Content starts
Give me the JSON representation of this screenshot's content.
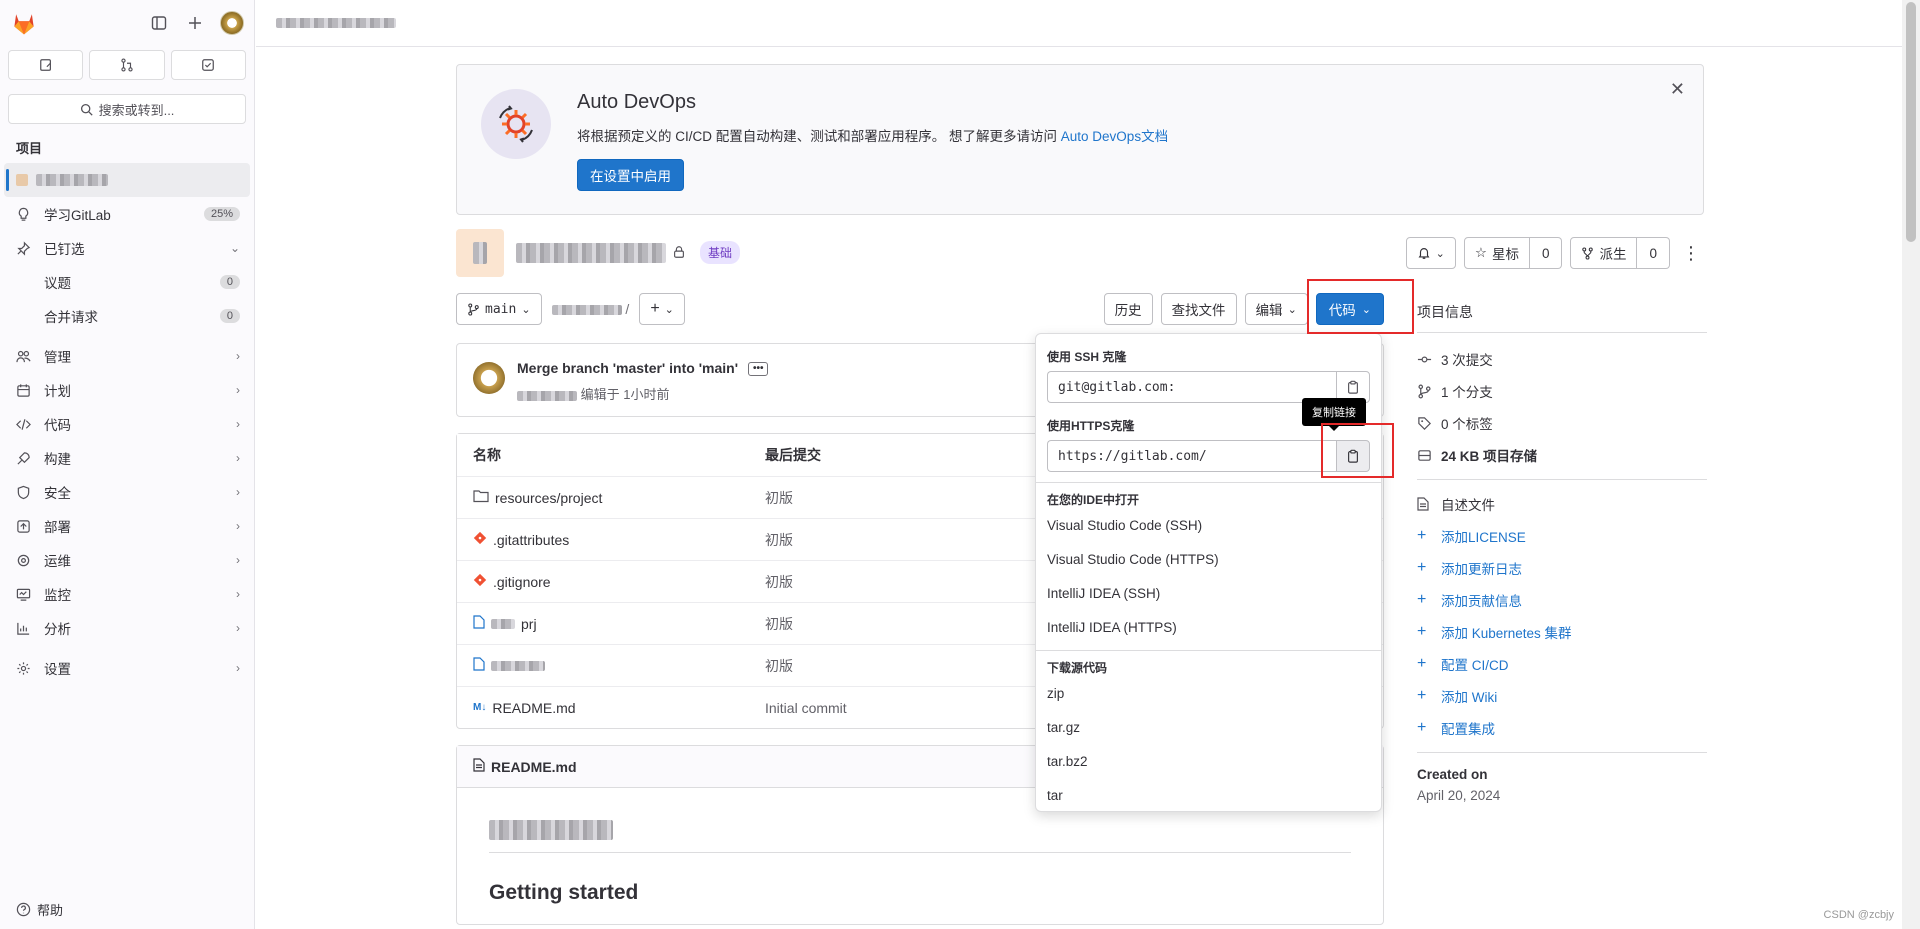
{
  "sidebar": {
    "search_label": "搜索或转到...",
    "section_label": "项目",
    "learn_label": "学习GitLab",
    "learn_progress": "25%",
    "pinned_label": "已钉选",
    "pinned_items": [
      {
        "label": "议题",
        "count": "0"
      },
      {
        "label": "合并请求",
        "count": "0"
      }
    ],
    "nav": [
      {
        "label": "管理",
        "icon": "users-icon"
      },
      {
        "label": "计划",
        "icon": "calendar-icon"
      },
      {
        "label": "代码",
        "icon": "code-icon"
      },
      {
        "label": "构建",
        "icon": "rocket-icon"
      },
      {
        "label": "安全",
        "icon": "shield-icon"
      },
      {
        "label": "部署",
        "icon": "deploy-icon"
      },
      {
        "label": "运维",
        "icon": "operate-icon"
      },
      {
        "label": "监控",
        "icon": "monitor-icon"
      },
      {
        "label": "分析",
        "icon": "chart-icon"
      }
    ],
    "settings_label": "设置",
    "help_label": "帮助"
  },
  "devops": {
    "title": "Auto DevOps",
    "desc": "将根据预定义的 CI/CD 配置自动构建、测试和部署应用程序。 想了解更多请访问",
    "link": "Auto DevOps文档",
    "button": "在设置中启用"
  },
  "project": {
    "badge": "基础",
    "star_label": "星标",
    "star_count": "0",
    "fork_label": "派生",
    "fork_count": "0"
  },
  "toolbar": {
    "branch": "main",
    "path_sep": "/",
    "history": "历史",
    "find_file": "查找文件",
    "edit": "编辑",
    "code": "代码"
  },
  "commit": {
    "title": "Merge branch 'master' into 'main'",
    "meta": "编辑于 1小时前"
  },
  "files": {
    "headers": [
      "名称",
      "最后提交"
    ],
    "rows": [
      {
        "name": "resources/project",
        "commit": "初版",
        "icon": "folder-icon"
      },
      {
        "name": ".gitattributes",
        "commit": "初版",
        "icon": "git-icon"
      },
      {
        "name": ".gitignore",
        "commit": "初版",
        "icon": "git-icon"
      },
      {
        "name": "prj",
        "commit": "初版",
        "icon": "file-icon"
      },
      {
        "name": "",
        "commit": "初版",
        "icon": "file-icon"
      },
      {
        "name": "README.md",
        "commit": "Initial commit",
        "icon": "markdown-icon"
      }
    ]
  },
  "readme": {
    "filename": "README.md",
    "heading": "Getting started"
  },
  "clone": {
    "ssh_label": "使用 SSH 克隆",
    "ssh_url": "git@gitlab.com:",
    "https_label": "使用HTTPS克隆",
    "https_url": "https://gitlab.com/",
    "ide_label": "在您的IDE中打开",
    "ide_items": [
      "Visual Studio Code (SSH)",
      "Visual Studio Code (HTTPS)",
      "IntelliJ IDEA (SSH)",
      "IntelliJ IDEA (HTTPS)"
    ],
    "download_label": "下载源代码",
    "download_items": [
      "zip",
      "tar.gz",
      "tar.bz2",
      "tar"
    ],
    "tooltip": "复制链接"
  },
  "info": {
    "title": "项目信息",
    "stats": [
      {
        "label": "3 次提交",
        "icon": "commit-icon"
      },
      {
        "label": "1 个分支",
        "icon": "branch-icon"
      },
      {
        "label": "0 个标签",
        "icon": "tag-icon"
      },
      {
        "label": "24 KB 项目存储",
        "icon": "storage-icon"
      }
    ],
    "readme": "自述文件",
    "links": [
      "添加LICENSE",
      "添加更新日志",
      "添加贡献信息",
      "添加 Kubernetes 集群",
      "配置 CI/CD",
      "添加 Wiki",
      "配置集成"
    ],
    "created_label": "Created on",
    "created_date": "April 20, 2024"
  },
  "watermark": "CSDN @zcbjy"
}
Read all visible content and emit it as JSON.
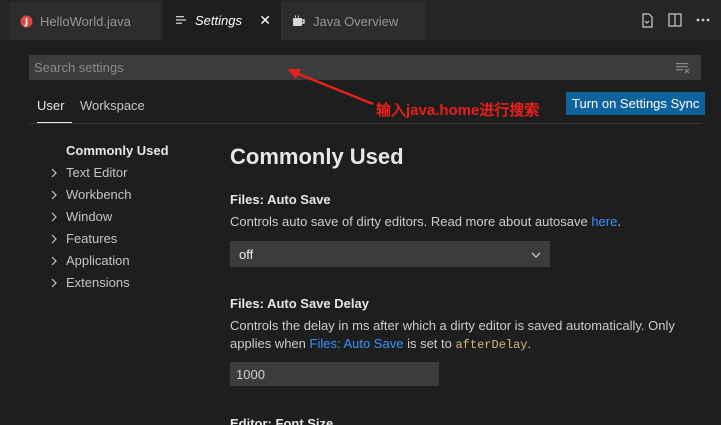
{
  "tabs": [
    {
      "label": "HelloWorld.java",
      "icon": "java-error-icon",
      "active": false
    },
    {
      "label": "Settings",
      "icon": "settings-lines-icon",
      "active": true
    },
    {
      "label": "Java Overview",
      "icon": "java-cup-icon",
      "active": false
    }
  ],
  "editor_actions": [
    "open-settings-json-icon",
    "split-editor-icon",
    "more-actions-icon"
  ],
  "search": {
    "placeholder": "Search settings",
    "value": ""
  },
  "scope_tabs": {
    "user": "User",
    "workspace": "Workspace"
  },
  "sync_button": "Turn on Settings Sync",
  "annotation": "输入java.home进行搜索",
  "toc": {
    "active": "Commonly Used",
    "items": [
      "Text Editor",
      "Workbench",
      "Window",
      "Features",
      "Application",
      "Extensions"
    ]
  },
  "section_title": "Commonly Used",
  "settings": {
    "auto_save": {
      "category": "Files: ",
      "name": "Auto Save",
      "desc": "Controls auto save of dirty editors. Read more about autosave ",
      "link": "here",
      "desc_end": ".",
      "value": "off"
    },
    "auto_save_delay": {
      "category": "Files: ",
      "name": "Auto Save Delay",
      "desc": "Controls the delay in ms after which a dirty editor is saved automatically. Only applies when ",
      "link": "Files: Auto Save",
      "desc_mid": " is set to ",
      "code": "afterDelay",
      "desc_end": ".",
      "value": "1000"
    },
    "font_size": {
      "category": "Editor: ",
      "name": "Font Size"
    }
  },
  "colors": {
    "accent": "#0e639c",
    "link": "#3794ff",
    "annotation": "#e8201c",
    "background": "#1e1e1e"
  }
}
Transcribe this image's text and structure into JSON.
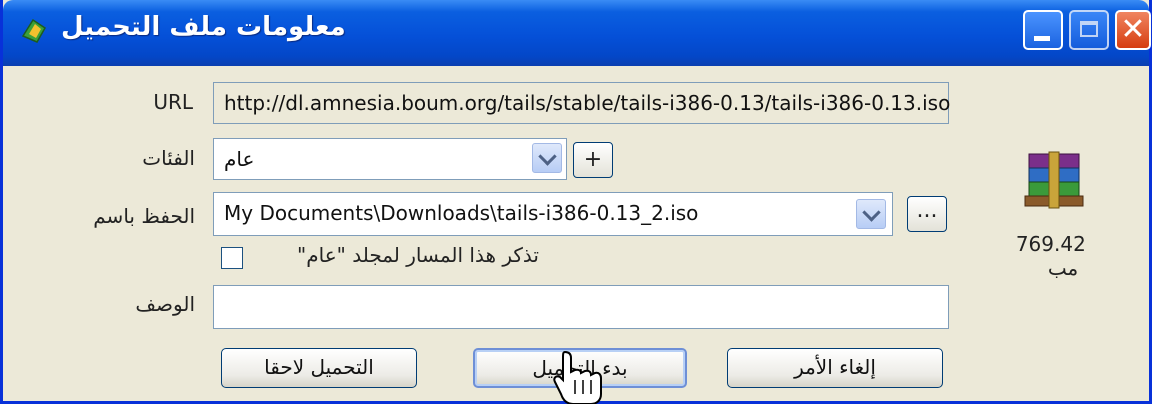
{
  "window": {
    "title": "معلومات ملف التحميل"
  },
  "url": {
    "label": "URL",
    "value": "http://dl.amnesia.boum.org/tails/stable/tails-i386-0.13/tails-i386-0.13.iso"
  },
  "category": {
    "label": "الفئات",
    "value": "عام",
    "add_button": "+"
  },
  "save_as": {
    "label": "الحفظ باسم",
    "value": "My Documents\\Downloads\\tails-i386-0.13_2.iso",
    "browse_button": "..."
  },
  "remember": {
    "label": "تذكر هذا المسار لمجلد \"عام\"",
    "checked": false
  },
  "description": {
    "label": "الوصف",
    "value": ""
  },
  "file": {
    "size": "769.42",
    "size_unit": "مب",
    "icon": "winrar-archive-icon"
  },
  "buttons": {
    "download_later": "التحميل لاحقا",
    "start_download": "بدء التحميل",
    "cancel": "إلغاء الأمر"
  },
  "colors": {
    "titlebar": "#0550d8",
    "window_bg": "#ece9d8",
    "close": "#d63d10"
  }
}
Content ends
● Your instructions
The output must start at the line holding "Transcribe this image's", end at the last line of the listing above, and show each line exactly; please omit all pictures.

● Expected answer
Transcribe this image's text and structure into JSON.
{
  "window": {
    "title": "معلومات ملف التحميل"
  },
  "url": {
    "label": "URL",
    "value": "http://dl.amnesia.boum.org/tails/stable/tails-i386-0.13/tails-i386-0.13.iso"
  },
  "category": {
    "label": "الفئات",
    "value": "عام",
    "add_button": "+"
  },
  "save_as": {
    "label": "الحفظ باسم",
    "value": "My Documents\\Downloads\\tails-i386-0.13_2.iso",
    "browse_button": "..."
  },
  "remember": {
    "label": "تذكر هذا المسار لمجلد \"عام\"",
    "checked": false
  },
  "description": {
    "label": "الوصف",
    "value": ""
  },
  "file": {
    "size": "769.42",
    "size_unit": "مب",
    "icon": "winrar-archive-icon"
  },
  "buttons": {
    "download_later": "التحميل لاحقا",
    "start_download": "بدء التحميل",
    "cancel": "إلغاء الأمر"
  },
  "colors": {
    "titlebar": "#0550d8",
    "window_bg": "#ece9d8",
    "close": "#d63d10"
  }
}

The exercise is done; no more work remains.